## THE DATA
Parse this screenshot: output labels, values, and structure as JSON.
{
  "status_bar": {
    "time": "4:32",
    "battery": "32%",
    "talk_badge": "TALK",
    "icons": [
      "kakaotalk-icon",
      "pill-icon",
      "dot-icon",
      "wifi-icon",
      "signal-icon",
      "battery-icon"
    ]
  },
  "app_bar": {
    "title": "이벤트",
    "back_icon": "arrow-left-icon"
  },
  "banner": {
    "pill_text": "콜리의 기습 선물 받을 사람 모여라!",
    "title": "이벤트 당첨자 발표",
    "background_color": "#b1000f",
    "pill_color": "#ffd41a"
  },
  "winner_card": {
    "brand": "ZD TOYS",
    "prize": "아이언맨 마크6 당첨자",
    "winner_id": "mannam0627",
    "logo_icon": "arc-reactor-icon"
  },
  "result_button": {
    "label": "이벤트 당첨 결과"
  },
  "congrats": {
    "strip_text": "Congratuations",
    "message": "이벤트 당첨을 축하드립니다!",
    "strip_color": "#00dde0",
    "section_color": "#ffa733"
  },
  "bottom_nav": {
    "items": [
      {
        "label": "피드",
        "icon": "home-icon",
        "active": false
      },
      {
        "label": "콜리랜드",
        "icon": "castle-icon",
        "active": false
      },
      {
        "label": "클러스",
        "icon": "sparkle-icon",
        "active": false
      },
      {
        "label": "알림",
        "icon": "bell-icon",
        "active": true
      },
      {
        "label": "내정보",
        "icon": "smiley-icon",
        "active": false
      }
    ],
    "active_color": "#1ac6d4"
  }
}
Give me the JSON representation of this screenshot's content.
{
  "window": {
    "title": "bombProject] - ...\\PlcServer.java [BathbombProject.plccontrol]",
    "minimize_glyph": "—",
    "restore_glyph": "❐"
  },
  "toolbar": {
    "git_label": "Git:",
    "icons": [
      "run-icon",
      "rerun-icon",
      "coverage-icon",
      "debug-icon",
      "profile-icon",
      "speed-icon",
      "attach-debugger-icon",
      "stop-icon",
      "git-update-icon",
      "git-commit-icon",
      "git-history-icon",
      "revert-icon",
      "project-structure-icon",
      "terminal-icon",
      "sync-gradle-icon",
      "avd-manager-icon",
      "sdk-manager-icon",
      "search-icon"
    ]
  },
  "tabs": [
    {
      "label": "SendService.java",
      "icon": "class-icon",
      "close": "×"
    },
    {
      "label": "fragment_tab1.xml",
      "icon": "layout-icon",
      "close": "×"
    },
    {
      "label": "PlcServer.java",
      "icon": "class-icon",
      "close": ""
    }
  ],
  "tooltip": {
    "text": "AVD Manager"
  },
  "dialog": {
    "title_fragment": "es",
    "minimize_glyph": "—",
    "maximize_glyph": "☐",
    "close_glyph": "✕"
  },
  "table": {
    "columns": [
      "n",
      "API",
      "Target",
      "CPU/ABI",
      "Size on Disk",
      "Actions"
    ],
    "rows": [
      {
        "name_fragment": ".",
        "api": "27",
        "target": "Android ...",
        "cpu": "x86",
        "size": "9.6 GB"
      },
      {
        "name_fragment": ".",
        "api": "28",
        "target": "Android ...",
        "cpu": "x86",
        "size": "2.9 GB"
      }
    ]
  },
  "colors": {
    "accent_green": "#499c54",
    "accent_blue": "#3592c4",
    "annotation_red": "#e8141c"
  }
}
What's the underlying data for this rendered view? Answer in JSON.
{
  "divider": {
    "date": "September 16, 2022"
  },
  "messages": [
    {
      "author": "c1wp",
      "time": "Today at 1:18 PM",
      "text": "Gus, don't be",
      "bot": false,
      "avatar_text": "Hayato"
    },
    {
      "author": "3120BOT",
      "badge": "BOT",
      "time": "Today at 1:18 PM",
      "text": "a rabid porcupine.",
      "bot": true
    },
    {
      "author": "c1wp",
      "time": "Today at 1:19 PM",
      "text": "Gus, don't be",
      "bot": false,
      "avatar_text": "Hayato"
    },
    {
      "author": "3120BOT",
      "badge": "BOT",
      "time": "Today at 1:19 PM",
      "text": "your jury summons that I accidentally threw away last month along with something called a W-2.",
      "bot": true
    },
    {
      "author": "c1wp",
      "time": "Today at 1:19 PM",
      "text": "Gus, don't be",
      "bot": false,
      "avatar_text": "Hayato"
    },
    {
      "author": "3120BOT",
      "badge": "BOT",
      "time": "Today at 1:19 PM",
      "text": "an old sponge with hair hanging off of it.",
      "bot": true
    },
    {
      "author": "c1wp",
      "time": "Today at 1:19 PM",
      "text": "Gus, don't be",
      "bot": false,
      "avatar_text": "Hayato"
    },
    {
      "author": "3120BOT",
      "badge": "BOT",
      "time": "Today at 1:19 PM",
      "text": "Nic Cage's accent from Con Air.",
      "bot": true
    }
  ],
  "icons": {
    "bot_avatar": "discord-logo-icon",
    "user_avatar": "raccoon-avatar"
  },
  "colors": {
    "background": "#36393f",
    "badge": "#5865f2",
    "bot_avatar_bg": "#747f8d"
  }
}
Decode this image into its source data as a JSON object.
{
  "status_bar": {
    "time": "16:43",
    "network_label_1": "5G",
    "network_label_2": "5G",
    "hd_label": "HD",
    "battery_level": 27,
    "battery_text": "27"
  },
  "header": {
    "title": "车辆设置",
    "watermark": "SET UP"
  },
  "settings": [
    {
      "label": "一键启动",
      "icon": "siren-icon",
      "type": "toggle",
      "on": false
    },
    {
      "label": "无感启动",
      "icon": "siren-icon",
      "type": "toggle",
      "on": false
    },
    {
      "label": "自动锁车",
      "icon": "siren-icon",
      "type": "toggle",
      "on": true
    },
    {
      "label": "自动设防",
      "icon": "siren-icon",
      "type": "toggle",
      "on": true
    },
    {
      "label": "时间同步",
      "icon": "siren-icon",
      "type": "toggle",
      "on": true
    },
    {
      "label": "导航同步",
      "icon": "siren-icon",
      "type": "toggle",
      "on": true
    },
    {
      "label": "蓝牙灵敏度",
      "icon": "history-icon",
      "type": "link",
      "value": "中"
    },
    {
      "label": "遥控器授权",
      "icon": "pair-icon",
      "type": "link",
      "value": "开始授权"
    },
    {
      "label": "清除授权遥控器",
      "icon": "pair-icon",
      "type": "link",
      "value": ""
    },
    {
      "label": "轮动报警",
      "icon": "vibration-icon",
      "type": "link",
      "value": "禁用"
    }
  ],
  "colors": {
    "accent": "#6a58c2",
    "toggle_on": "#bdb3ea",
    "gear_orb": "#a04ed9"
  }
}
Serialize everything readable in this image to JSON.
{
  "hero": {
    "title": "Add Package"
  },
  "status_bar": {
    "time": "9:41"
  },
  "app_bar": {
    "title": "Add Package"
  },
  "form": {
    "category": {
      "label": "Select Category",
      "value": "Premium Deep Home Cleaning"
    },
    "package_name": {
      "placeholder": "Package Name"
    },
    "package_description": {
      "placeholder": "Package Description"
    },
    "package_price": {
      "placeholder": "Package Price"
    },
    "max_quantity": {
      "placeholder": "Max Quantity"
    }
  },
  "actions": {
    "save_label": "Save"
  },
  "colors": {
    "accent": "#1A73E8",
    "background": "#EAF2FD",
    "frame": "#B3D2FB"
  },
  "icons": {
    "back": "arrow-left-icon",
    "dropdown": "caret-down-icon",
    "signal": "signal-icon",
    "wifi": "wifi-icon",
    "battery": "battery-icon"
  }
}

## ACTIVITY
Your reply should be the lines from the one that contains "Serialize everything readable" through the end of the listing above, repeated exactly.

## RESPONSE TO THIS TASK
Serialize everything readable in this image to JSON.
{
  "hero": {
    "title": "Add Package"
  },
  "status_bar": {
    "time": "9:41"
  },
  "app_bar": {
    "title": "Add Package"
  },
  "form": {
    "category": {
      "label": "Select Category",
      "value": "Premium Deep Home Cleaning"
    },
    "package_name": {
      "placeholder": "Package Name"
    },
    "package_description": {
      "placeholder": "Package Description"
    },
    "package_price": {
      "placeholder": "Package Price"
    },
    "max_quantity": {
      "placeholder": "Max Quantity"
    }
  },
  "actions": {
    "save_label": "Save"
  },
  "colors": {
    "accent": "#1A73E8",
    "background": "#EAF2FD",
    "frame": "#B3D2FB"
  },
  "icons": {
    "back": "arrow-left-icon",
    "dropdown": "caret-down-icon",
    "signal": "signal-icon",
    "wifi": "wifi-icon",
    "battery": "battery-icon"
  }
}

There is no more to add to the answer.